By Nevin Climenhaga, postdoctoral fellow at the University of Notre Dame
As I had the honor to attend the recent Templeton Prize Ceremony for Alvin Plantinga, Helen De Cruz has asked me to write a summary of the event for the Prosblogion audience.
For those who would like to see the ceremony for themselves, a video of the ceremony is available on YouTube here. I note to my satisfaction, though, that you will not get to see everything those of us at the event saw. In particular, the narrator on the tribute video at 8:16 on YouTube is different – those of us in attendance saw the same video, but narrated by Morgan Freeman. I presume that Templeton did not want to pay the fees to post the Morgan Freeman-narrated video online, proving that even Templeton money does have its limits.
The ceremony was held on September 24 at the Field Museum in Chicago. Templeton usually hosts their prize ceremonies in London, so those of us who were in nearby Notre Dame felt fortunate to be able to attend this ceremony closer to home. The auditorium was very full, and many of those in attendance were not only influenced by Plantinga’s work, but were his direct “academic descendants” through teaching and advising. (Plantinga was an advisor for two of my own undergraduate professors, Robin Collins and Caleb Miller, both of whom were in attendance.) The tribute video shown during the event also illustrated how many people Plantinga has impacted, at one point zooming through Skype conversations with philosophers from some 20 different countries influenced by Plantinga.
The ceremony was a well-presented, well-organized, and (of course) well-funded event. Templeton did an excellent job at interspersing speeches, videos, and musical performances, in a way that kept the almost 2-hour long ceremony from feeling as long it was. The musical performances by Alvin’s brother, Dr. Leon Plantinga, and by the Calvin College Alumni Choir were excellent.
The Templeton prize, which is at present worth £1,100,000, is given for “progress in religion.” In her speech, John Templeton’s granddaughter, Heather Templeton Dill, emphasized the non-sectarian nature of the prize and John’s own support of ecumenism and interreligious understanding. These values clearly went into the Foundation’s choice of three speakers to honor Plantinga: a Muslim (Hamza Yusuf), a Jew (Yoram Hazony), and a Christian (Meghan Sullivan), each of whose scholarship and vocation have been impacted by Plantinga.
In their talks, both Yusuf and Hazony praised Plantinga’s decades-long defense of the rationality of religious belief, with Hazony lambasting the “arrogance” of verificationism and scientism. Sullivan’s talk focused more on Plantinga’s character, praising his “philosophical virtues” – courage, wonder, and love.

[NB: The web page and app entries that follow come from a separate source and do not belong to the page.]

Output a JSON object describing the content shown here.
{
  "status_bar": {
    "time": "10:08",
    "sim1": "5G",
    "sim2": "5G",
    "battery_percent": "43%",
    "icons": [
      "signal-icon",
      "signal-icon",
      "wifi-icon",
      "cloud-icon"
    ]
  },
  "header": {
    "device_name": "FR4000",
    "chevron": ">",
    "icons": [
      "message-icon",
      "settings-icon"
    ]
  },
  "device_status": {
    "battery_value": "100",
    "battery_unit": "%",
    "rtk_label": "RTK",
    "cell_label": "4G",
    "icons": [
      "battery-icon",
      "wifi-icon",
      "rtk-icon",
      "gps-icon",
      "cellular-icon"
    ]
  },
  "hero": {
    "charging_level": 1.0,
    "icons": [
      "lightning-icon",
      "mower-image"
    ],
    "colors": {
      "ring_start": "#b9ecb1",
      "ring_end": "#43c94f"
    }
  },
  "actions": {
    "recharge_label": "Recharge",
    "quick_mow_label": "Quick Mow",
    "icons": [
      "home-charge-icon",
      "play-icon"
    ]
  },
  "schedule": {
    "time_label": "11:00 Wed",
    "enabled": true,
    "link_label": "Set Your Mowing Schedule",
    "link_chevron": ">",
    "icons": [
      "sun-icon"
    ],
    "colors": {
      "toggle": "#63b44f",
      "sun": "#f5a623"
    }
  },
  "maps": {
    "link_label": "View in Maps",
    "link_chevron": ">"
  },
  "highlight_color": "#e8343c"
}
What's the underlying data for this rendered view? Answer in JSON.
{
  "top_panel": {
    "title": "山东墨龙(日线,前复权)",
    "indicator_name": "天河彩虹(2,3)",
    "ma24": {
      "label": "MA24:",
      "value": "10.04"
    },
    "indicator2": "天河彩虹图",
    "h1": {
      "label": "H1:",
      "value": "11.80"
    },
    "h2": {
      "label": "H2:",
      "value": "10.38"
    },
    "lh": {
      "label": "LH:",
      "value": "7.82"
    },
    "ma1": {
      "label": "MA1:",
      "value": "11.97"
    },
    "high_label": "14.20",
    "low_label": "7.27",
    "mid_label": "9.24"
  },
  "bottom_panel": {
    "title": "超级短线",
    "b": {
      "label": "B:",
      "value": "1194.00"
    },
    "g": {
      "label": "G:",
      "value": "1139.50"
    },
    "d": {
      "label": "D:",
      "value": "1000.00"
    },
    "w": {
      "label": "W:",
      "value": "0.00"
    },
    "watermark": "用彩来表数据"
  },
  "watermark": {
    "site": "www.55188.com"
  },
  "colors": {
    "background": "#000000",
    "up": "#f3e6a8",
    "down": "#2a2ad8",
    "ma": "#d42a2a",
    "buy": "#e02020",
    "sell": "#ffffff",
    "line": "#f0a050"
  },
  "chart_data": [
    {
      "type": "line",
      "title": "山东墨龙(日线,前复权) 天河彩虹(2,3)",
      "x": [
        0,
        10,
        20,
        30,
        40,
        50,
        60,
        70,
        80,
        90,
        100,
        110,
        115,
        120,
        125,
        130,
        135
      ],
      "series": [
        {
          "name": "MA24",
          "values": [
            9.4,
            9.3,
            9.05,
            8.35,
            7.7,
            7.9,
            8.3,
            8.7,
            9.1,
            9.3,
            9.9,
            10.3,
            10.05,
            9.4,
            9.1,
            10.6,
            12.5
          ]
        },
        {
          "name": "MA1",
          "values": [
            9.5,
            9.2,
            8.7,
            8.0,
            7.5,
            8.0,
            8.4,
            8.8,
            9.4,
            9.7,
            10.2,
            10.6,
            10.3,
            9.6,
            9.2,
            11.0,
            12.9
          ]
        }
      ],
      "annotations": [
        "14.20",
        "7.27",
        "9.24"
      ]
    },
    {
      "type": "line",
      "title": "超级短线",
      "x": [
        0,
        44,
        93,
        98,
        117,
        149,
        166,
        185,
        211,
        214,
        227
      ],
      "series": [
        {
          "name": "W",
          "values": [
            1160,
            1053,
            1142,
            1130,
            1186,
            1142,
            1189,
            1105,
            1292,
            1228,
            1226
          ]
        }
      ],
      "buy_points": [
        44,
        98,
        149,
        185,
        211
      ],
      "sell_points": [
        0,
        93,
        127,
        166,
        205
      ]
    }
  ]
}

Plantinga began his own speech by saying, “I’m not sure I deserve this prize – but that’s not going to stop me from accepting it.” After cracking a few more jokes, he then spent the rest of his speech explaining and defending his view that belief in God can be properly basic. Probably almost everybody in the audience had heard the arguments he gave before, but it felt fitting that someone whose work has done so much to put philosophy and religion in conversation should take his one speaking opportunity at an event honoring his contribution to religion to give a philosophical lecture.
Some personal reactions. The event was a moving tribute to a great philosopher and a great man. Of his academic work, Plantinga was being honored especially for his work in the epistemology of religion. But while I myself disagree with Plantinga’s epistemology of religion (I am an evidentialist and a strong foundationalist – much more in the Richard Swinburne style of Christian epistemology than the Alvin Plantinga style), I nevertheless found myself agreeing with almost all of the speakers’ tributes to Plantinga. There is no questioning Plantinga’s philosophical courage, his charity towards his interlocutors, and his kindness and generosity as a mentor. And it is definitely true that Plantinga – together with William Alston, Nicholas Wolterstorff, Richard Swinburne, Robert Adams, Marilyn Adams, Peter van Inwagen, and others – has done an enormous service to the academy by making Christian and Christian-influenced thought a serious intellectual option within philosophy and within the academy more broadly.
Notably, this oft-remarked upon trend of philosophy of religion becoming respectable (again) is itself part of a more general opening up of academic philosophy to a much wider variety of projects and positions in recent years than were present in the mid-twentieth century. Plantinga was a part of this more general trend too, contributing to the revitalization of metaphysics with his work on modality. Ironically for someone best known for defending the rationality of unargued-for religious belief, Plantinga’s most lasting contribution to philosophy and academia may then be in unsettling established philosophical dogmas, and making it harder to adopt verificationism, naturalism, or similar positions as unargued-for assumptions. This conclusion strikes my evidentialist ears favorably, but perhaps a more Plantinga-friendly way of putting the point is that Plantinga helped make it possible for multiple epistemic communities to flourish in philosophy, each with their own starting points, and each able to develop rigorous philosophical systems which can subsequently be put into conversation with each other.